» **About this exercise**
Filter the data for lines with the word "glyph", then copy every line so identified.

### Extracted data

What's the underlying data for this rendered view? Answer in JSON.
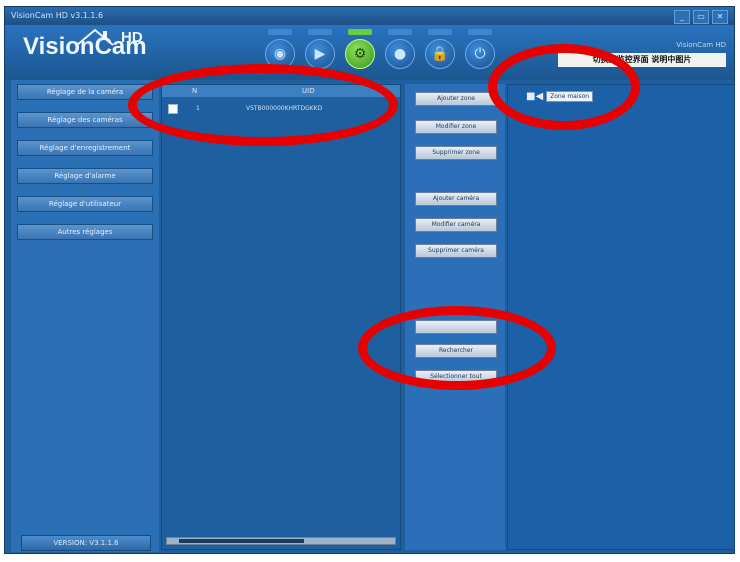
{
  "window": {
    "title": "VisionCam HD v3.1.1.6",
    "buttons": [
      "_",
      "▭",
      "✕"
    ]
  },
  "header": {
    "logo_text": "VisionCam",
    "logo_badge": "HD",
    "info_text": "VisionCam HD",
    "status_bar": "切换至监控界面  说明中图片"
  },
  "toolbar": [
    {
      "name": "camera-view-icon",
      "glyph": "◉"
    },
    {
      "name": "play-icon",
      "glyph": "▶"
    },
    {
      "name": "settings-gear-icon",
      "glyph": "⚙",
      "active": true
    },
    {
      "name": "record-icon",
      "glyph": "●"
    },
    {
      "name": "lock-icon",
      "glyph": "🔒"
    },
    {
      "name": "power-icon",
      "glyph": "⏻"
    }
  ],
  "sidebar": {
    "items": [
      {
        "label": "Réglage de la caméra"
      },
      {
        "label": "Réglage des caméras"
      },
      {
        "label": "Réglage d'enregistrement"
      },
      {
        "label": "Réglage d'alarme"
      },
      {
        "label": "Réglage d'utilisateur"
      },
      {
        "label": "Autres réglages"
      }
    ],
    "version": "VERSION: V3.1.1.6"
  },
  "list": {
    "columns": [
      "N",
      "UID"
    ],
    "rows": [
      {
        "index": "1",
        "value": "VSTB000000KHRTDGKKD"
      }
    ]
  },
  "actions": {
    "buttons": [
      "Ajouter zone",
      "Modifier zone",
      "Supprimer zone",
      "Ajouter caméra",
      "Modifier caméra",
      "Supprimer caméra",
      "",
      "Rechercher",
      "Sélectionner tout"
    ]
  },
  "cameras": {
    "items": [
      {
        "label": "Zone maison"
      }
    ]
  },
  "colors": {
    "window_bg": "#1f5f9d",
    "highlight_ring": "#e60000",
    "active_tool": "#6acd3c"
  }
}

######
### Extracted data

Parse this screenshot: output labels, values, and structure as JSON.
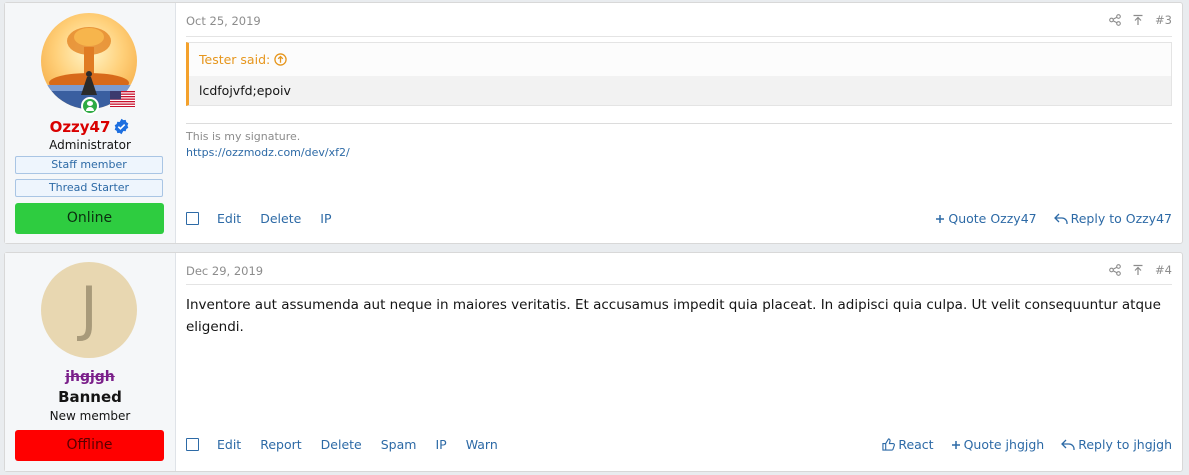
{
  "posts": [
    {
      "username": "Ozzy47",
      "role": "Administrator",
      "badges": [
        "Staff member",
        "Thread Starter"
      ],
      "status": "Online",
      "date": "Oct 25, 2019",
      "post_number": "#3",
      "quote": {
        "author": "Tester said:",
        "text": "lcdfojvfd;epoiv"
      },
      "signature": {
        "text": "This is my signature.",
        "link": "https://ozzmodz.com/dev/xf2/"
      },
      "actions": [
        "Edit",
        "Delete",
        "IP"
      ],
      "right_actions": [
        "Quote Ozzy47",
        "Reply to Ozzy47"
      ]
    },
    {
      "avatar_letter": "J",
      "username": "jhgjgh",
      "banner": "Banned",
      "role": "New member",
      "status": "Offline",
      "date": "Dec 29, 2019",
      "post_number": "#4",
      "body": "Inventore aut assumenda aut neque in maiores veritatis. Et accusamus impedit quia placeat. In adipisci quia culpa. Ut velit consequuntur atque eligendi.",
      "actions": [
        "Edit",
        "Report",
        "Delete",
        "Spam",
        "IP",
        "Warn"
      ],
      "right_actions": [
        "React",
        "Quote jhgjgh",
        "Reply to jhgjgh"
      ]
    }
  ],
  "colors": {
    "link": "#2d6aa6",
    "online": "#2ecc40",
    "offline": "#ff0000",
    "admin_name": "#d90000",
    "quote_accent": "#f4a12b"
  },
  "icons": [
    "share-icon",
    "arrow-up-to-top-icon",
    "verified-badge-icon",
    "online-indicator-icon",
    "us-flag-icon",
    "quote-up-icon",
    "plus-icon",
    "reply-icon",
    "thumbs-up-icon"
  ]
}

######

» **Answer to this task**
      "glyph": "◉"
      "glyph": "▶"
      "glyph": "⚙",
      "glyph": "●"
      "glyph": "🔒"
      "glyph": "⏻"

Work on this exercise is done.